When we thought about introducing our model, we were very aware of the fact that a school culture is going to matter. What that school culture is like is going to matter for how easy it’s going to be to embed occupational therapists in there. We thought about the culture of health agencies who fund the service and how that might interface with the school. What we didn’t really think about was our culture as academics, and how that influences how we interact with organizations that are out there in the community.

One of the things is that when we were studying the implementation process through qualitative interviews and focus groups, part of what we wanted to identify was what worked, where were the successes, what’s going well. But we also wanted to identify what’s not going well, what did we not do right, where were the barriers, what went wrong. As researchers we thought, “Well that’s great. That’s exactly what we want to know.” You learn as much from what didn’t go well, or where the barriers are as you do from the successes.

When we started to share that with our partners, we didn’t realize right away that because they’re an organization where doing this is their job, sharing things that didn’t go well can actually impact how their job performance is evaluated.

So, if problem X was identified that could be a barrier, our perspective was, “Oh, well, that’s great. We learned about this. Isn’t that wonderful.” But from their perspective, it’s like, “That could really impact that person because that’s a part of that person’s job.”

One of the things we learned to do is to think about how we could share everything we learned, and be completely honest about what the data show — but do it in a way that isn’t hurtful to our partners.

The strategy we came up with was being solution-focused, and to have action-oriented objectives. Now when we communicate, before we put anything in a formal report or document that’s going to go out and be used by people in management, by people even at higher levels of government. Because you send these things out, and they work their way up through the system.

So we talk to our partners. We meet with them, and we say, “Okay, here was the barrier. What are we going to do about it? Let’s implement a solution. Let’s come up with our action plan. And let’s actually work through it first.” Then, when we share that, we’ve now presented it as, “Yes, there was a barrier. We can document it. But we also have found a solution.” Then it works for both of us — and it moves our project forward.

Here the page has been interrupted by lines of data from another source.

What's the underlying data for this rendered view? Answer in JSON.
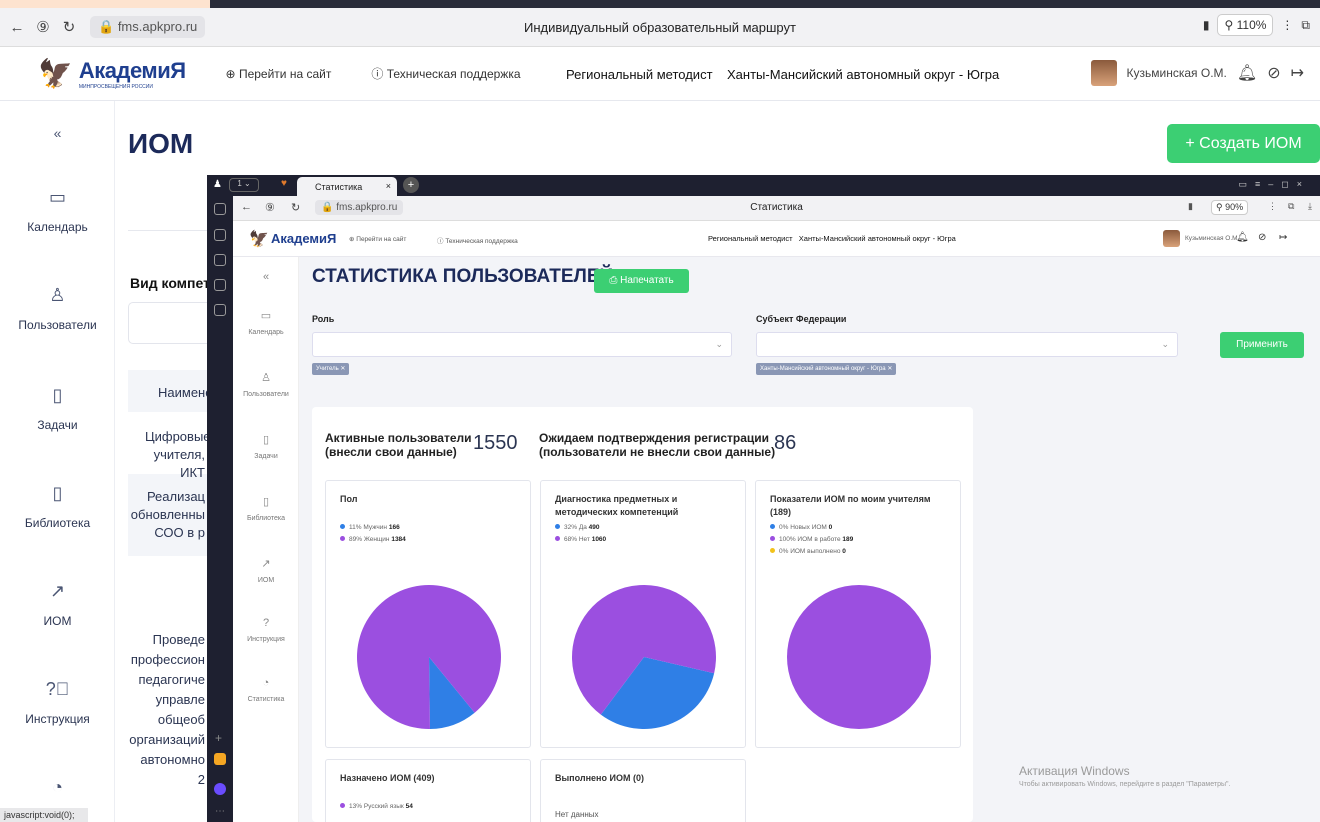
{
  "outer": {
    "url": "fms.apkpro.ru",
    "window_title": "Индивидуальный образовательный маршрут",
    "zoom": "110%",
    "logo_text": "АкадемиЯ",
    "logo_sub": "МИНПРОСВЕЩЕНИЯ РОССИИ",
    "link_site": "Перейти на сайт",
    "link_support": "Техническая поддержка",
    "role": "Региональный методист",
    "region": "Ханты-Мансийский автономный округ - Югра",
    "user": "Кузьминская О.М.",
    "sidebar": [
      {
        "label": "Календарь",
        "icon": "calendar-icon"
      },
      {
        "label": "Пользователи",
        "icon": "users-icon"
      },
      {
        "label": "Задачи",
        "icon": "clipboard-icon"
      },
      {
        "label": "Библиотека",
        "icon": "book-icon"
      },
      {
        "label": "ИОМ",
        "icon": "trend-icon"
      },
      {
        "label": "Инструкция",
        "icon": "help-icon"
      }
    ],
    "page_title": "ИОМ",
    "create_button": "+ Создать ИОМ",
    "frag_vid": "Вид компет",
    "frag_naim": "Наимено",
    "frag_rows": [
      [
        "Цифровые",
        "учителя, ИКТ"
      ],
      [
        "Реализац",
        "обновленны",
        "СОО в р"
      ],
      [
        "Проведе",
        "профессион",
        "педагогиче",
        "управле",
        "общеоб",
        "организаций",
        "автономно",
        "2"
      ]
    ],
    "status_url": "javascript:void(0);"
  },
  "inner": {
    "tab_title": "Статистика",
    "url": "fms.apkpro.ru",
    "window_title": "Статистика",
    "zoom": "90%",
    "logo_text": "АкадемиЯ",
    "link_site": "Перейти на сайт",
    "link_support": "Техническая поддержка",
    "role": "Региональный методист",
    "region": "Ханты-Мансийский автономный округ - Югра",
    "user": "Кузьминская О.М.",
    "sidebar": [
      {
        "label": "Календарь"
      },
      {
        "label": "Пользователи"
      },
      {
        "label": "Задачи"
      },
      {
        "label": "Библиотека"
      },
      {
        "label": "ИОМ"
      },
      {
        "label": "Инструкция"
      },
      {
        "label": "Статистика"
      }
    ],
    "title": "СТАТИСТИКА ПОЛЬЗОВАТЕЛЕЙ",
    "print_button": "Напечатать",
    "filter_role_label": "Роль",
    "filter_role_chip": "Учитель",
    "filter_region_label": "Субъект Федерации",
    "filter_region_chip": "Ханты-Мансийский автономный округ - Югра",
    "apply_button": "Применить",
    "active_label_1": "Активные пользователи",
    "active_label_2": "(внесли свои данные)",
    "active_value": "1550",
    "pending_label_1": "Ожидаем подтверждения регистрации",
    "pending_label_2": "(пользователи не внесли свои данные)",
    "pending_value": "86"
  },
  "chart_data": [
    {
      "type": "pie",
      "title": "Пол",
      "slices": [
        {
          "label": "11% Мужчин",
          "value": 166,
          "color": "#2f7fe6"
        },
        {
          "label": "89% Женщин",
          "value": 1384,
          "color": "#9b4fe0"
        }
      ]
    },
    {
      "type": "pie",
      "title": "Диагностика предметных и методических компетенций",
      "slices": [
        {
          "label": "32% Да",
          "value": 490,
          "color": "#2f7fe6"
        },
        {
          "label": "68% Нет",
          "value": 1060,
          "color": "#9b4fe0"
        }
      ]
    },
    {
      "type": "pie",
      "title": "Показатели ИОМ по моим учителям (189)",
      "slices": [
        {
          "label": "0% Новых ИОМ",
          "value": 0,
          "color": "#2f7fe6"
        },
        {
          "label": "100% ИОМ в работе",
          "value": 189,
          "color": "#9b4fe0"
        },
        {
          "label": "0% ИОМ выполнено",
          "value": 0,
          "color": "#f2c21b"
        }
      ]
    },
    {
      "type": "pie",
      "title": "Назначено ИОМ (409)",
      "slices": [
        {
          "label": "13% Русский язык",
          "value": 54,
          "color": "#9b4fe0"
        }
      ]
    },
    {
      "type": "pie",
      "title": "Выполнено ИОМ (0)",
      "slices": [],
      "empty_text": "Нет данных"
    }
  ],
  "windows_activation": {
    "line1": "Активация Windows",
    "line2": "Чтобы активировать Windows, перейдите в раздел \"Параметры\"."
  }
}
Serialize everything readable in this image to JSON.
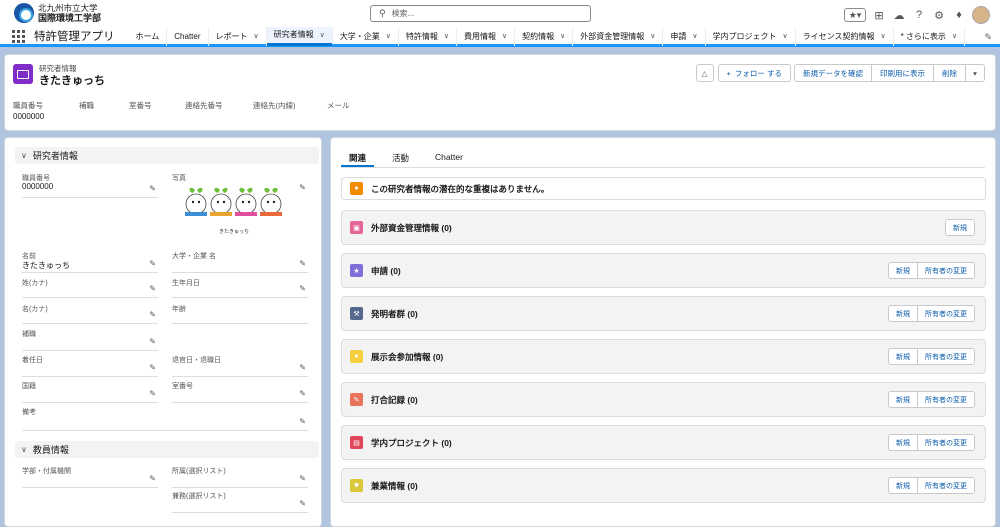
{
  "org": {
    "line1": "北九州市立大学",
    "line2": "国際環境工学部"
  },
  "search": {
    "placeholder": "検索..."
  },
  "app_name": "特許管理アプリ",
  "nav": [
    {
      "label": "ホーム",
      "chev": false
    },
    {
      "label": "Chatter",
      "chev": false
    },
    {
      "label": "レポート",
      "chev": true
    },
    {
      "label": "研究者情報",
      "chev": true,
      "active": true
    },
    {
      "label": "大学・企業",
      "chev": true
    },
    {
      "label": "特許情報",
      "chev": true
    },
    {
      "label": "費用情報",
      "chev": true
    },
    {
      "label": "契約情報",
      "chev": true
    },
    {
      "label": "外部資金管理情報",
      "chev": true
    },
    {
      "label": "申請",
      "chev": true
    },
    {
      "label": "学内プロジェクト",
      "chev": true
    },
    {
      "label": "ライセンス契約情報",
      "chev": true
    },
    {
      "label": "* さらに表示",
      "chev": true
    }
  ],
  "header": {
    "object_label": "研究者情報",
    "record_name": "きたきゅっち",
    "actions": {
      "follow": "フォロー する",
      "check_new": "新規データを確認",
      "print": "印刷用に表示",
      "delete": "削除"
    },
    "fields": [
      "職員番号",
      "補職",
      "室番号",
      "連絡先番号",
      "連絡先(内線)",
      "メール"
    ],
    "staff_no_value": "0000000"
  },
  "left": {
    "sec1": "研究者情報",
    "sec2": "教員情報",
    "photo_caption": "きたきゅっち",
    "f": {
      "staff_no": "職員番号",
      "staff_no_val": "0000000",
      "photo": "写真",
      "name": "名前",
      "name_val": "きたきゅっち",
      "univ": "大学・企業 名",
      "last_kana": "姓(カナ)",
      "birth": "生年月日",
      "first_kana": "名(カナ)",
      "age": "年齢",
      "post": "補職",
      "start": "着任日",
      "leave": "退官日・退職日",
      "nation": "国籍",
      "room": "室番号",
      "memo": "備考",
      "dept": "学部・付属機関",
      "affil": "所属(選択リスト)",
      "concurrent": "兼務(選択リスト)"
    }
  },
  "right": {
    "tabs": [
      "関連",
      "活動",
      "Chatter"
    ],
    "dup_msg": "この研究者情報の潜在的な重複はありません。",
    "btn_new": "新規",
    "btn_owner": "所有者の変更",
    "cards": [
      {
        "title": "外部資金管理情報 (0)",
        "color": "#e56798",
        "icon": "box"
      },
      {
        "title": "申請 (0)",
        "color": "#7f6fd8",
        "icon": "star"
      },
      {
        "title": "発明者群 (0)",
        "color": "#54698d",
        "icon": "wrench"
      },
      {
        "title": "展示会参加情報 (0)",
        "color": "#f4d03f",
        "icon": "circle"
      },
      {
        "title": "打合記録 (0)",
        "color": "#e8745d",
        "icon": "pencil"
      },
      {
        "title": "学内プロジェクト (0)",
        "color": "#e0455a",
        "icon": "card"
      },
      {
        "title": "兼業情報 (0)",
        "color": "#d9c93a",
        "icon": "bag"
      }
    ]
  }
}
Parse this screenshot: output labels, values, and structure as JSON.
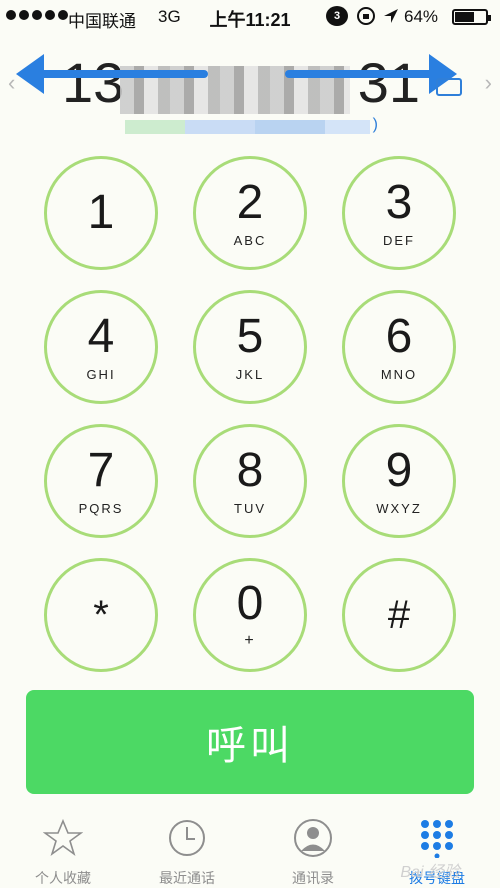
{
  "status_bar": {
    "carrier": "中国联通",
    "network": "3G",
    "time": "上午11:21",
    "notification_count": "3",
    "battery_percent": "64%",
    "battery_level": 0.64
  },
  "display": {
    "number_head": "13",
    "number_tail": "31"
  },
  "keypad": [
    {
      "digit": "1",
      "letters": ""
    },
    {
      "digit": "2",
      "letters": "ABC"
    },
    {
      "digit": "3",
      "letters": "DEF"
    },
    {
      "digit": "4",
      "letters": "GHI"
    },
    {
      "digit": "5",
      "letters": "JKL"
    },
    {
      "digit": "6",
      "letters": "MNO"
    },
    {
      "digit": "7",
      "letters": "PQRS"
    },
    {
      "digit": "8",
      "letters": "TUV"
    },
    {
      "digit": "9",
      "letters": "WXYZ"
    },
    {
      "digit": "*",
      "letters": ""
    },
    {
      "digit": "0",
      "letters": "+"
    },
    {
      "digit": "#",
      "letters": ""
    }
  ],
  "call_label": "呼叫",
  "tabs": [
    {
      "label": "个人收藏",
      "icon": "star-icon",
      "active": false
    },
    {
      "label": "最近通话",
      "icon": "clock-icon",
      "active": false
    },
    {
      "label": "通讯录",
      "icon": "contacts-icon",
      "active": false
    },
    {
      "label": "拨号键盘",
      "icon": "keypad-icon",
      "active": true
    }
  ],
  "colors": {
    "accent": "#1d7ce4",
    "call_green": "#4cd964",
    "key_ring": "#a8dc78"
  }
}
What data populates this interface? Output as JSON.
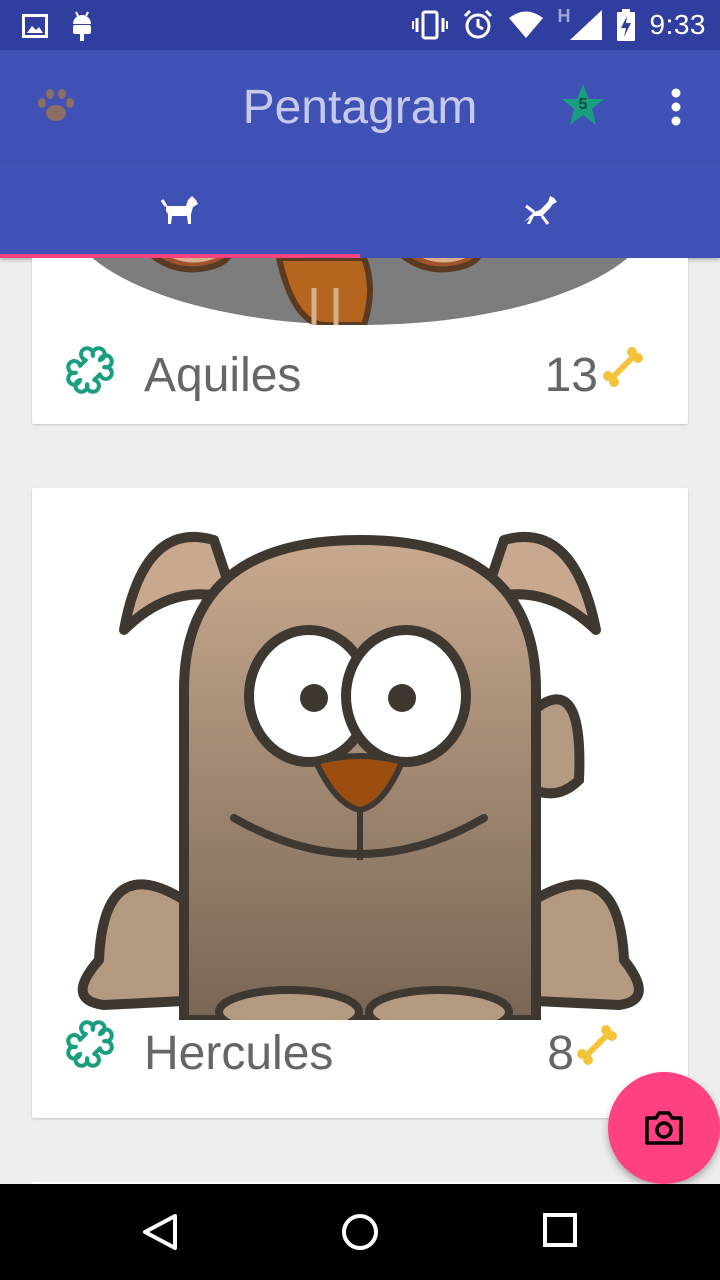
{
  "status_bar": {
    "time": "9:33",
    "network_type": "H",
    "icons": [
      "gallery-icon",
      "android-icon",
      "vibrate-icon",
      "alarm-icon",
      "wifi-icon",
      "signal-icon",
      "battery-charging-icon"
    ]
  },
  "toolbar": {
    "title": "Pentagram",
    "logo_icon": "paw-icon",
    "favorites_count": "5",
    "overflow_icon": "more-vert-icon"
  },
  "tabs": [
    {
      "icon": "dog-standing-icon",
      "selected": true
    },
    {
      "icon": "dog-running-icon",
      "selected": false
    }
  ],
  "pets": [
    {
      "name": "Aquiles",
      "likes": "13"
    },
    {
      "name": "Hercules",
      "likes": "8"
    }
  ],
  "fab": {
    "icon": "camera-icon"
  },
  "nav_bar": {
    "icons": [
      "back-icon",
      "home-icon",
      "recents-icon"
    ]
  },
  "colors": {
    "primary": "#3f51b5",
    "primary_dark": "#303f9f",
    "accent": "#ff4081",
    "bone_teal": "#1a9e80",
    "bone_gold": "#f5c33b"
  }
}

Because now we’ve fixed the problem.

So that was something that was completely unexpected the first time we had that. Where we went, “Oh. That’s really important to understand, and we need to find a way to communicate that works for everyone.”

Further Reading: Resources of Interest

Balas E. A. & Boren S. A. (2000). Managing clinical knowledge for health care improvement. In Bemmel, J. & McCray, A. T. (Eds.), Yearbook of Medical Informatics 2000: Patient-Centered Systems (pp. 214–216). Stuttgart, Germany: Schattauer Verlagsgesellschaft mbH.
CanChild Centre for Childhood Disability Research. Partnering for ChangeCanChild: Current Studies (Available from the McMaster University Website at

Wenonah Campbell
McMaster University

The content of this page is based on selected clips from a video interview conducted at the ASHA Convention.
Copyright © 2015 American Speech-Language-Hearing Association